In April, Jaguar Land Rover (JLR), a subsidiary of Tata Motors, had announced its electrification plan. JLR said it would invest £15 billion (nearly $19 billion) over the next five years as part of its strategy to reposition itself as an electric-first and modern carmaker. As a part of this strategy, the JLR plant in Wolverhampton, UK, which currently produces the Ingenium internal combustion engines for its vehicles, will produce electric drive units and battery packs for its next-generation vehicles.
Sources said another battery plant from the Tata stable could either come up in the UK or in another European destination. The exact location is not yet finalised. According to recent reports, Tata Group Chairman N Chandrasekaran is likely to meet British PM Rishi Sunak soon.
Compared to the size of its population, India’s car market is tiny.
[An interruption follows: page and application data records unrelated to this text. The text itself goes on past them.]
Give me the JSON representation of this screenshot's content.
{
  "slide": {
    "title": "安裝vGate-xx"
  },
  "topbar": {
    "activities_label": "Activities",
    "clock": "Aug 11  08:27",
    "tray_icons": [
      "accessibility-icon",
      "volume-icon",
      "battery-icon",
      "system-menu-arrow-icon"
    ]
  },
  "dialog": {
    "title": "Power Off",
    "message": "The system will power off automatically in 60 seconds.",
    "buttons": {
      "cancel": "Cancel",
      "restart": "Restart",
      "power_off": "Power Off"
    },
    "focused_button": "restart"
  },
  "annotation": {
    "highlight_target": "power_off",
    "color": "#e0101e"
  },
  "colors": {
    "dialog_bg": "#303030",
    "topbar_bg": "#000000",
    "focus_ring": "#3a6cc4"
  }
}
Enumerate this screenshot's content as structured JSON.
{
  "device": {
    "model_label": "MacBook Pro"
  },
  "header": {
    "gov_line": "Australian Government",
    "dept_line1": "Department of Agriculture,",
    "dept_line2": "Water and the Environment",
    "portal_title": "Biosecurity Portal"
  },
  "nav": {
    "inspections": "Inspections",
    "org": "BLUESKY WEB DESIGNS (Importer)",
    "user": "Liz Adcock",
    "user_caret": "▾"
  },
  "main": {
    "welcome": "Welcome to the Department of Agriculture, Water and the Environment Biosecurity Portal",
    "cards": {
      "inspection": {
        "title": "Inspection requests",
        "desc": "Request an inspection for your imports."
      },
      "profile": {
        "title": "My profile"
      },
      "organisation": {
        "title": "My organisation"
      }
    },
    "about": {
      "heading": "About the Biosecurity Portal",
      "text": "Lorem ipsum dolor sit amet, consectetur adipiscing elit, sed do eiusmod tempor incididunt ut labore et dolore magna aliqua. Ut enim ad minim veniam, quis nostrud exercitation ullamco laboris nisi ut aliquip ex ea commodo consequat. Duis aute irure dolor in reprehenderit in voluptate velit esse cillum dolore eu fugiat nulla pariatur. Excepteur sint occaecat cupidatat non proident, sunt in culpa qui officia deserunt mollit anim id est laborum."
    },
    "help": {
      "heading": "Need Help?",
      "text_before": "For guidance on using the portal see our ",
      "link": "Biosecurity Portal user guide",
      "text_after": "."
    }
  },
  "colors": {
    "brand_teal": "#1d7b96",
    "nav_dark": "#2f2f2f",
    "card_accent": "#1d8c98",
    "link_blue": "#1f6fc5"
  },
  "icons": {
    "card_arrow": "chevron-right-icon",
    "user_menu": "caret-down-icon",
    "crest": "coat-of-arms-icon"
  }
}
Tata Motors dominates its EV sales, which made up just 1 per cent of India’s total car sales of about 3.8 million last year.